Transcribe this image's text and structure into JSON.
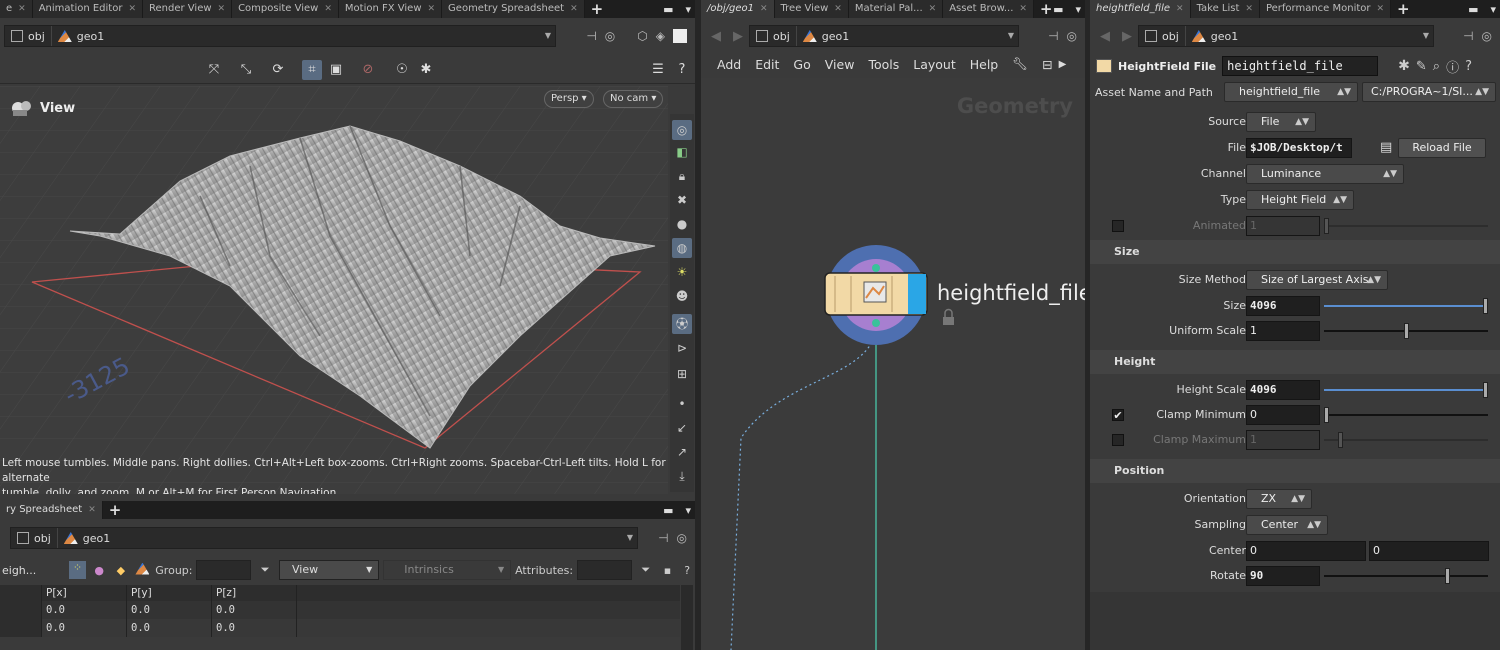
{
  "left_pane": {
    "tabs": [
      {
        "label": "e"
      },
      {
        "label": "Animation Editor"
      },
      {
        "label": "Render View"
      },
      {
        "label": "Composite View"
      },
      {
        "label": "Motion FX View"
      },
      {
        "label": "Geometry Spreadsheet"
      }
    ],
    "path": {
      "root": "obj",
      "node": "geo1"
    },
    "viewport": {
      "title": "View",
      "persp_label": "Persp",
      "cam_label": "No cam",
      "axis_value": "-3125",
      "hint_line1": "Left mouse tumbles. Middle pans. Right dollies. Ctrl+Alt+Left box-zooms. Ctrl+Right zooms. Spacebar-Ctrl-Left tilts. Hold L for alternate",
      "hint_line2": "tumble, dolly, and zoom.   M or Alt+M for First Person Navigation."
    },
    "spreadsheet": {
      "tab_label": "ry Spreadsheet",
      "path": {
        "root": "obj",
        "node": "geo1"
      },
      "node_label": "eigh...",
      "group_label": "Group:",
      "view_label": "View",
      "intrinsics_label": "Intrinsics",
      "attributes_label": "Attributes:",
      "columns": [
        "",
        "P[x]",
        "P[y]",
        "P[z]"
      ],
      "rows": [
        [
          "",
          "0.0",
          "0.0",
          "0.0"
        ],
        [
          "",
          "0.0",
          "0.0",
          "0.0"
        ]
      ]
    }
  },
  "middle_pane": {
    "tabs": [
      {
        "label": "/obj/geo1"
      },
      {
        "label": "Tree View"
      },
      {
        "label": "Material Pal..."
      },
      {
        "label": "Asset Brow..."
      }
    ],
    "path": {
      "root": "obj",
      "node": "geo1"
    },
    "menu": [
      "Add",
      "Edit",
      "Go",
      "View",
      "Tools",
      "Layout",
      "Help"
    ],
    "context_label": "Geometry",
    "node_name": "heightfield_file"
  },
  "right_pane": {
    "tabs": [
      {
        "label": "heightfield_file"
      },
      {
        "label": "Take List"
      },
      {
        "label": "Performance Monitor"
      }
    ],
    "path": {
      "root": "obj",
      "node": "geo1"
    },
    "node_type": "HeightField File",
    "node_name": "heightfield_file",
    "asset_label": "Asset Name and Path",
    "asset_name": "heightfield_file",
    "asset_path": "C:/PROGRA~1/SI...",
    "source": {
      "label": "Source",
      "value": "File"
    },
    "file": {
      "label": "File",
      "value": "$JOB/Desktop/t",
      "reload": "Reload File"
    },
    "channel": {
      "label": "Channel",
      "value": "Luminance"
    },
    "type": {
      "label": "Type",
      "value": "Height Field"
    },
    "animated": {
      "label": "Animated",
      "value": "1",
      "checked": false
    },
    "sections": {
      "size": "Size",
      "height": "Height",
      "position": "Position"
    },
    "size_method": {
      "label": "Size Method",
      "value": "Size of Largest Axis"
    },
    "size": {
      "label": "Size",
      "value": "4096",
      "slider": 1.0
    },
    "uniform_scale": {
      "label": "Uniform Scale",
      "value": "1",
      "slider": 0.5
    },
    "height_scale": {
      "label": "Height Scale",
      "value": "4096",
      "slider": 1.0
    },
    "clamp_min": {
      "label": "Clamp Minimum",
      "value": "0",
      "checked": true,
      "slider": 0.0
    },
    "clamp_max": {
      "label": "Clamp Maximum",
      "value": "1",
      "checked": false,
      "slider": 0.1
    },
    "orientation": {
      "label": "Orientation",
      "value": "ZX"
    },
    "sampling": {
      "label": "Sampling",
      "value": "Center"
    },
    "center": {
      "label": "Center",
      "x": "0",
      "y": "0"
    },
    "rotate": {
      "label": "Rotate",
      "value": "90",
      "slider": 0.75
    }
  },
  "colors": {
    "selection": "#5a6c82",
    "slider_fill": "#5a8ed0",
    "node_color": "#f2d9a6",
    "wire": "#4ac6a8"
  }
}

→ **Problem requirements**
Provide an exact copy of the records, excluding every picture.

→ **Solved exercise**
Transcribe this image's text and structure into JSON.
{
  "left_pane": {
    "tabs": [
      {
        "label": "e"
      },
      {
        "label": "Animation Editor"
      },
      {
        "label": "Render View"
      },
      {
        "label": "Composite View"
      },
      {
        "label": "Motion FX View"
      },
      {
        "label": "Geometry Spreadsheet"
      }
    ],
    "path": {
      "root": "obj",
      "node": "geo1"
    },
    "viewport": {
      "title": "View",
      "persp_label": "Persp",
      "cam_label": "No cam",
      "axis_value": "-3125",
      "hint_line1": "Left mouse tumbles. Middle pans. Right dollies. Ctrl+Alt+Left box-zooms. Ctrl+Right zooms. Spacebar-Ctrl-Left tilts. Hold L for alternate",
      "hint_line2": "tumble, dolly, and zoom.   M or Alt+M for First Person Navigation."
    },
    "spreadsheet": {
      "tab_label": "ry Spreadsheet",
      "path": {
        "root": "obj",
        "node": "geo1"
      },
      "node_label": "eigh...",
      "group_label": "Group:",
      "view_label": "View",
      "intrinsics_label": "Intrinsics",
      "attributes_label": "Attributes:",
      "columns": [
        "",
        "P[x]",
        "P[y]",
        "P[z]"
      ],
      "rows": [
        [
          "",
          "0.0",
          "0.0",
          "0.0"
        ],
        [
          "",
          "0.0",
          "0.0",
          "0.0"
        ]
      ]
    }
  },
  "middle_pane": {
    "tabs": [
      {
        "label": "/obj/geo1"
      },
      {
        "label": "Tree View"
      },
      {
        "label": "Material Pal..."
      },
      {
        "label": "Asset Brow..."
      }
    ],
    "path": {
      "root": "obj",
      "node": "geo1"
    },
    "menu": [
      "Add",
      "Edit",
      "Go",
      "View",
      "Tools",
      "Layout",
      "Help"
    ],
    "context_label": "Geometry",
    "node_name": "heightfield_file"
  },
  "right_pane": {
    "tabs": [
      {
        "label": "heightfield_file"
      },
      {
        "label": "Take List"
      },
      {
        "label": "Performance Monitor"
      }
    ],
    "path": {
      "root": "obj",
      "node": "geo1"
    },
    "node_type": "HeightField File",
    "node_name": "heightfield_file",
    "asset_label": "Asset Name and Path",
    "asset_name": "heightfield_file",
    "asset_path": "C:/PROGRA~1/SI...",
    "source": {
      "label": "Source",
      "value": "File"
    },
    "file": {
      "label": "File",
      "value": "$JOB/Desktop/t",
      "reload": "Reload File"
    },
    "channel": {
      "label": "Channel",
      "value": "Luminance"
    },
    "type": {
      "label": "Type",
      "value": "Height Field"
    },
    "animated": {
      "label": "Animated",
      "value": "1",
      "checked": false
    },
    "sections": {
      "size": "Size",
      "height": "Height",
      "position": "Position"
    },
    "size_method": {
      "label": "Size Method",
      "value": "Size of Largest Axis"
    },
    "size": {
      "label": "Size",
      "value": "4096",
      "slider": 1.0
    },
    "uniform_scale": {
      "label": "Uniform Scale",
      "value": "1",
      "slider": 0.5
    },
    "height_scale": {
      "label": "Height Scale",
      "value": "4096",
      "slider": 1.0
    },
    "clamp_min": {
      "label": "Clamp Minimum",
      "value": "0",
      "checked": true,
      "slider": 0.0
    },
    "clamp_max": {
      "label": "Clamp Maximum",
      "value": "1",
      "checked": false,
      "slider": 0.1
    },
    "orientation": {
      "label": "Orientation",
      "value": "ZX"
    },
    "sampling": {
      "label": "Sampling",
      "value": "Center"
    },
    "center": {
      "label": "Center",
      "x": "0",
      "y": "0"
    },
    "rotate": {
      "label": "Rotate",
      "value": "90",
      "slider": 0.75
    }
  },
  "colors": {
    "selection": "#5a6c82",
    "slider_fill": "#5a8ed0",
    "node_color": "#f2d9a6",
    "wire": "#4ac6a8"
  }
}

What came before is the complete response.